In 1993 we moved to Canada. We lived in Toronto for a year and then Vancouver. Our lives there were a stark contrast from Khartoum, where we had led very protected and sheltered lives. Although I spoke English, I dressed differently and had a different accent compared to other kids at school. We never did what other kids did – like going to watch movies, sleepovers and partying. Both Zahra and I faced a lot of bullying because we were so different, but I never told my parents as I didn’t want to worry them.

Living there for 11 years completely transformed me. I became much tougher and more confident. I joined the school soccer and basketball teams and challenged myself to do all the things I thought I couldn’t. I worked hard at trying to better myself and not allowing other people to get me down. I realised that the people who try to do that have no self-confidence or self-esteem.

When I moved to Montreal for my undergraduate studies, I made a lot of friends from the Middle East as I could relate to them – they spoke my native Arabic and had the same beliefs and cultural values as me. That is why even before I graduated I knew I wanted to be here in Dubai, because it has such a beautiful balance of East and West. I visited Dubai in 2000 before I graduated and came here finally in 2007 where I met Ali.

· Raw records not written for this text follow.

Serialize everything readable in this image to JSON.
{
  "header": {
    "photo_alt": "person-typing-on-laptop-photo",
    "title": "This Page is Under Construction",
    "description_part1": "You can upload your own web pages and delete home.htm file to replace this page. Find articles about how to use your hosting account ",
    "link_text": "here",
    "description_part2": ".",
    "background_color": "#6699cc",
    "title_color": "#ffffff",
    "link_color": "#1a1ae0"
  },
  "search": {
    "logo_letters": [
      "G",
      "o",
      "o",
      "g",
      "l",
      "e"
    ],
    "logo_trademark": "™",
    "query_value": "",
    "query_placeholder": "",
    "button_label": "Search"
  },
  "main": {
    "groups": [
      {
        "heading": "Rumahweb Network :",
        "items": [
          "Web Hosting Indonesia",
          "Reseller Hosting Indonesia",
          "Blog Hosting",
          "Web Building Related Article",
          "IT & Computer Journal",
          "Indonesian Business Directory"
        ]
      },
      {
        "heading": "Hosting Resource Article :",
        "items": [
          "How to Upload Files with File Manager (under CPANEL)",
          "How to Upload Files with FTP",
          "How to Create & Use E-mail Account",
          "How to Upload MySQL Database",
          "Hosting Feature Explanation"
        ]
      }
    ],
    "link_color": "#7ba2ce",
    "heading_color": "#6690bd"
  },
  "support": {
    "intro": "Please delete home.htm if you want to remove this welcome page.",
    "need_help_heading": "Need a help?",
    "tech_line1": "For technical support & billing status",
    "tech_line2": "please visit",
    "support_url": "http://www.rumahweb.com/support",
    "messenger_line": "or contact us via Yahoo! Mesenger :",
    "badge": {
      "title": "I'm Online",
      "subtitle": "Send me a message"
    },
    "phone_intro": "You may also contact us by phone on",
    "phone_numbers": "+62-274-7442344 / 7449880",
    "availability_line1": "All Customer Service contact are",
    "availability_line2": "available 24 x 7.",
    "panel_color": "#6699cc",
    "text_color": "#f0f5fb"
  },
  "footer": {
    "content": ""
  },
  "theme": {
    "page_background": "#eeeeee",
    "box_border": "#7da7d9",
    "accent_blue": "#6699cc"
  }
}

I dream of having kids and getting a great work-life balance. I love my work and would like to see it grow, but I am also trying to step back a little. I don’t want to get lost in daily routines and forget what real life is like.  I love travelling and have already travelled to 45 countries around the world. Ali and I love going on short impromptu trips without plans. We love to meet the local people and have an authentic experience. I would love to continue exploring new places and experiencing new cultures as I feel that is the essence of life.